**INSTRUCTIONS TO FOLLOW:** Only lines holding "JSON" are wanted; copy each of them from the records below.

Element data from apps and pages
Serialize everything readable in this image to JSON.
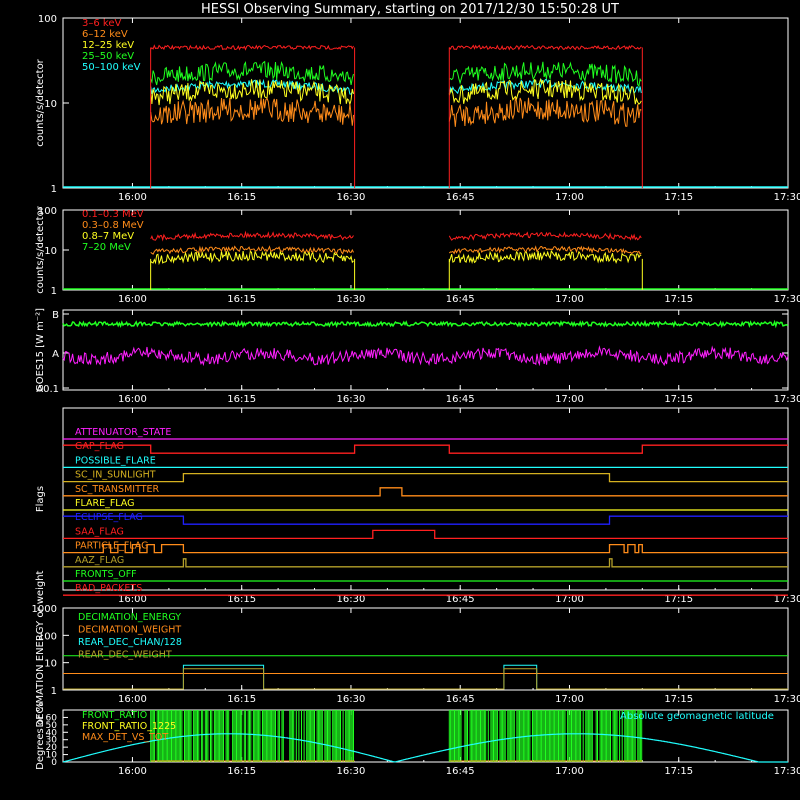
{
  "title": "HESSI Observing Summary, starting on 2017/12/30 15:50:28 UT",
  "colors": {
    "background": "#000000",
    "axes": "#ffffff",
    "red": "#ff2020",
    "orange": "#ff8c1a",
    "yellow": "#ffff20",
    "green": "#20ff20",
    "cyan": "#20ffff",
    "magenta": "#ff20ff",
    "blue": "#2020ff",
    "olive": "#b4a02a",
    "gold": "#d4b020"
  },
  "time_axis": {
    "range": [
      "15:50:28",
      "17:30"
    ],
    "tick_labels": [
      "16:00",
      "16:15",
      "16:30",
      "16:45",
      "17:00",
      "17:15",
      "17:30"
    ]
  },
  "chart_data": [
    {
      "id": "energy-lightcurves",
      "type": "line",
      "ylabel": "counts/s/detector",
      "yscale": "log",
      "ylim": [
        1,
        100
      ],
      "y_tick_labels": [
        "1",
        "10",
        "100"
      ],
      "time_intervals": [
        [
          "16:02:30",
          "16:30:30"
        ],
        [
          "16:43:30",
          "17:10:00"
        ]
      ],
      "series": [
        {
          "name": "3–6 keV",
          "color": "red",
          "level": 45
        },
        {
          "name": "6–12 keV",
          "color": "orange",
          "level": 7
        },
        {
          "name": "12–25 keV",
          "color": "yellow",
          "level": 12
        },
        {
          "name": "25–50 keV",
          "color": "green",
          "level": 20
        },
        {
          "name": "50–100 keV",
          "color": "cyan",
          "level": 14
        }
      ]
    },
    {
      "id": "mev-lightcurves",
      "type": "line",
      "ylabel": "counts/s/detector",
      "yscale": "log",
      "ylim": [
        1,
        100
      ],
      "y_tick_labels": [
        "1",
        "10",
        "100"
      ],
      "time_intervals": [
        [
          "16:02:30",
          "16:30:30"
        ],
        [
          "16:43:30",
          "17:10:00"
        ]
      ],
      "series": [
        {
          "name": "0.1–0.3 MeV",
          "color": "red",
          "level": 20
        },
        {
          "name": "0.3–0.8 MeV",
          "color": "orange",
          "level": 9
        },
        {
          "name": "0.8–7 MeV",
          "color": "yellow",
          "level": 6
        },
        {
          "name": "7–20 MeV",
          "color": "green",
          "level": 1
        }
      ]
    },
    {
      "id": "goes",
      "type": "line",
      "ylabel": "GOES15 [W m⁻²]",
      "y_tick_labels": [
        "A0.1",
        "A",
        "B"
      ],
      "series": [
        {
          "color": "green",
          "level": "B"
        },
        {
          "color": "magenta",
          "level": "A"
        }
      ]
    },
    {
      "id": "flags",
      "type": "line",
      "ylabel": "Flags",
      "rows": [
        {
          "name": "ATTENUATOR_STATE",
          "color": "magenta",
          "high": []
        },
        {
          "name": "GAP_FLAG",
          "color": "red",
          "high": [
            [
              "15:50:28",
              "16:02:30"
            ],
            [
              "16:30:30",
              "16:43:30"
            ],
            [
              "17:10:00",
              "17:30"
            ]
          ]
        },
        {
          "name": "POSSIBLE_FLARE",
          "color": "cyan",
          "high": []
        },
        {
          "name": "SC_IN_SUNLIGHT",
          "color": "gold",
          "high": [
            [
              "16:07:00",
              "17:05:30"
            ]
          ]
        },
        {
          "name": "SC_TRANSMITTER",
          "color": "orange",
          "high": [
            [
              "16:34:00",
              "16:37:00"
            ]
          ]
        },
        {
          "name": "FLARE_FLAG",
          "color": "yellow",
          "high": []
        },
        {
          "name": "ECLIPSE_FLAG",
          "color": "blue",
          "high": [
            [
              "15:50:28",
              "16:07:00"
            ],
            [
              "17:05:30",
              "17:30"
            ]
          ]
        },
        {
          "name": "SAA_FLAG",
          "color": "red",
          "high": [
            [
              "16:33:00",
              "16:41:30"
            ]
          ]
        },
        {
          "name": "PARTICLE_FLAG",
          "color": "orange",
          "high": [
            [
              "15:56:00",
              "15:57:00"
            ],
            [
              "15:58:00",
              "15:59:00"
            ],
            [
              "16:00:00",
              "16:01:00"
            ],
            [
              "16:02:00",
              "16:03:00"
            ],
            [
              "16:04:00",
              "16:07:00"
            ],
            [
              "17:05:30",
              "17:07:30"
            ],
            [
              "17:08:00",
              "17:09:00"
            ],
            [
              "17:09:30",
              "17:10:00"
            ]
          ]
        },
        {
          "name": "AAZ_FLAG",
          "color": "olive",
          "high": [
            [
              "16:07:00",
              "16:07:20"
            ],
            [
              "17:05:30",
              "17:05:50"
            ]
          ]
        },
        {
          "name": "FRONTS_OFF",
          "color": "green",
          "high": []
        },
        {
          "name": "BAD_PACKETS",
          "color": "red",
          "high": []
        }
      ]
    },
    {
      "id": "decimation",
      "type": "line",
      "ylabel": "DECIMATION ENERGY or weight",
      "yscale": "log",
      "ylim": [
        1,
        1000
      ],
      "y_tick_labels": [
        "1",
        "10",
        "100",
        "1000"
      ],
      "series": [
        {
          "name": "DECIMATION_ENERGY",
          "color": "green",
          "level": 18
        },
        {
          "name": "DECIMATION_WEIGHT",
          "color": "orange",
          "level": 4
        },
        {
          "name": "REAR_DEC_CHAN/128",
          "color": "cyan",
          "level": 8,
          "windows": [
            [
              "16:07:00",
              "16:18:00"
            ],
            [
              "16:51:00",
              "16:55:30"
            ]
          ]
        },
        {
          "name": "REAR_DEC_WEIGHT",
          "color": "olive",
          "level": 6,
          "windows": [
            [
              "16:07:00",
              "16:18:00"
            ],
            [
              "16:51:00",
              "16:55:30"
            ]
          ]
        }
      ]
    },
    {
      "id": "ratios",
      "type": "line",
      "ylabel": "Degrees or %",
      "ylim": [
        0,
        70
      ],
      "y_tick_labels": [
        "0",
        "10",
        "20",
        "30",
        "40",
        "50",
        "60"
      ],
      "time_intervals": [
        [
          "16:02:30",
          "16:30:30"
        ],
        [
          "16:43:30",
          "17:10:00"
        ]
      ],
      "series": [
        {
          "name": "FRONT_RATIO",
          "color": "green"
        },
        {
          "name": "FRONT_RATIO_1225",
          "color": "yellow"
        },
        {
          "name": "MAX_DET_VS_TOT",
          "color": "orange"
        },
        {
          "name": "Absolute geomagnetic latitude",
          "color": "cyan",
          "peaks": [
            38,
            38
          ],
          "troughs": [
            "15:50:28",
            "16:36:00",
            "17:26:00"
          ]
        }
      ]
    }
  ]
}
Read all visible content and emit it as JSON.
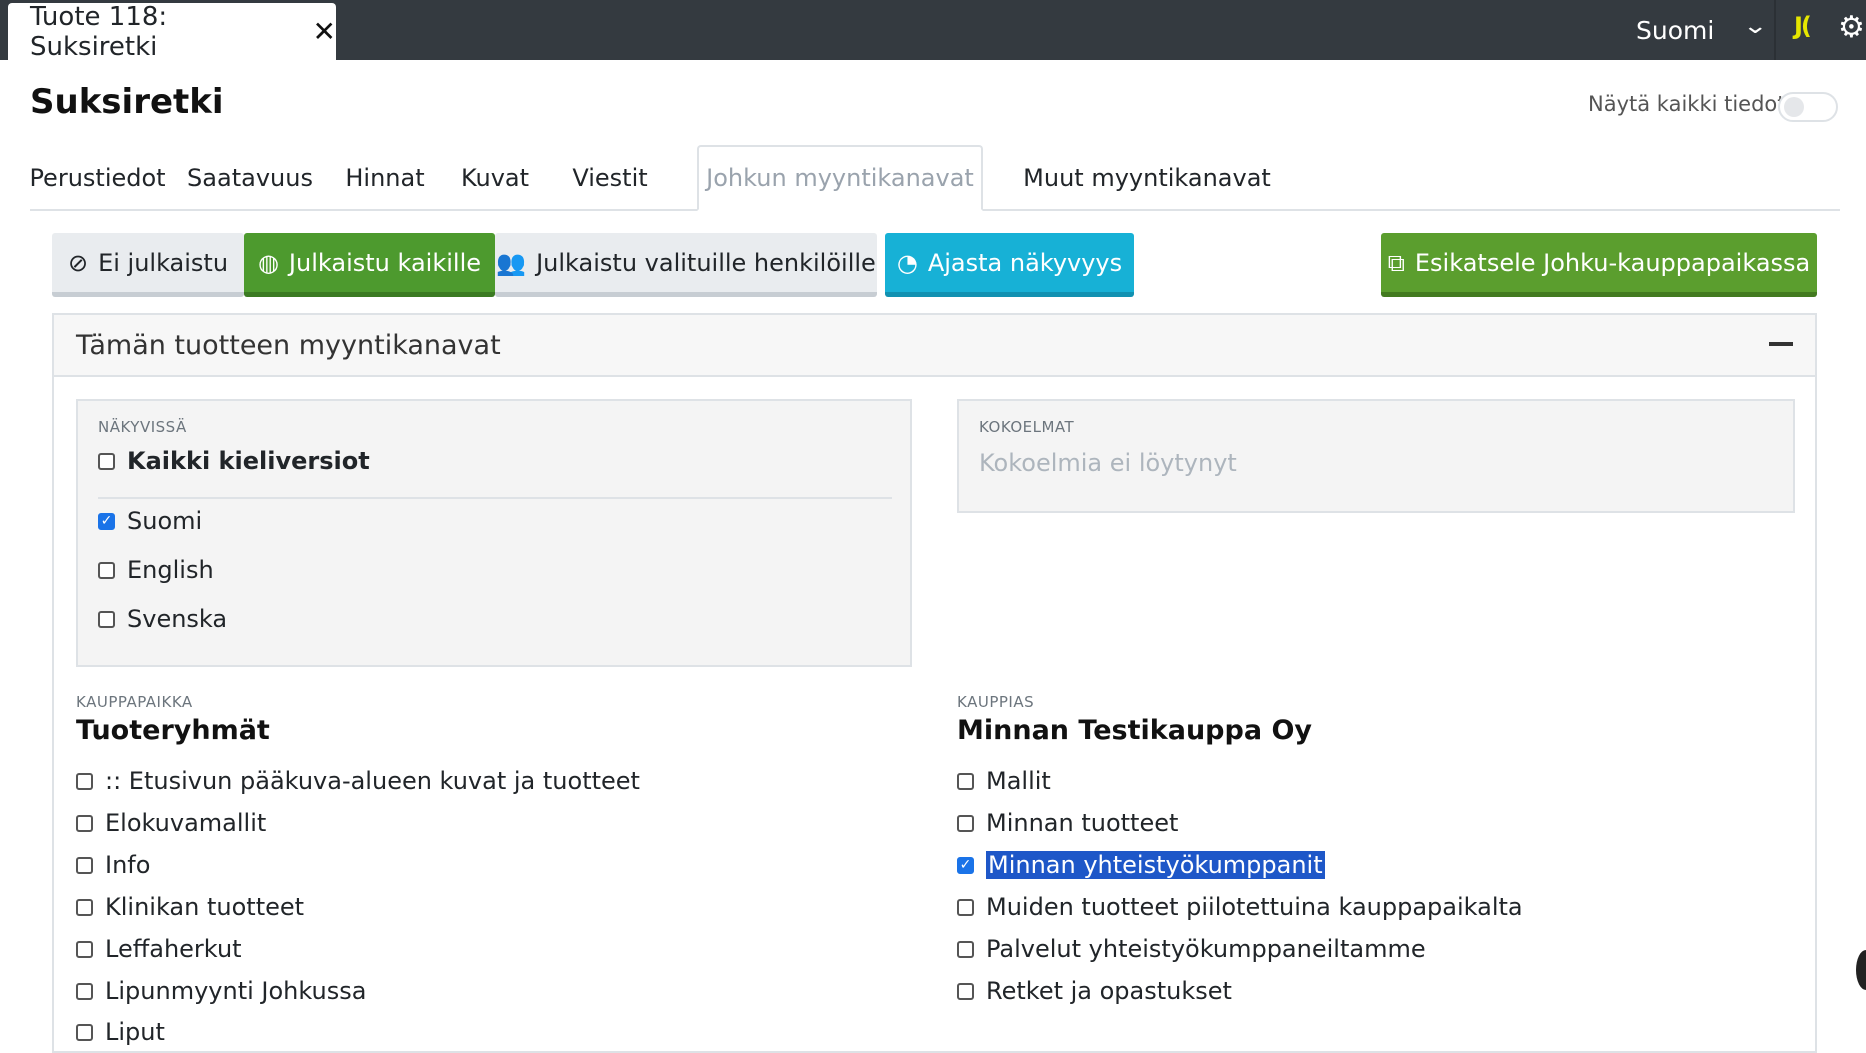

**EXERCISE RESULT:**
Serialize everything readable in this image to JSON.
Read all visible content and emit it as JSON.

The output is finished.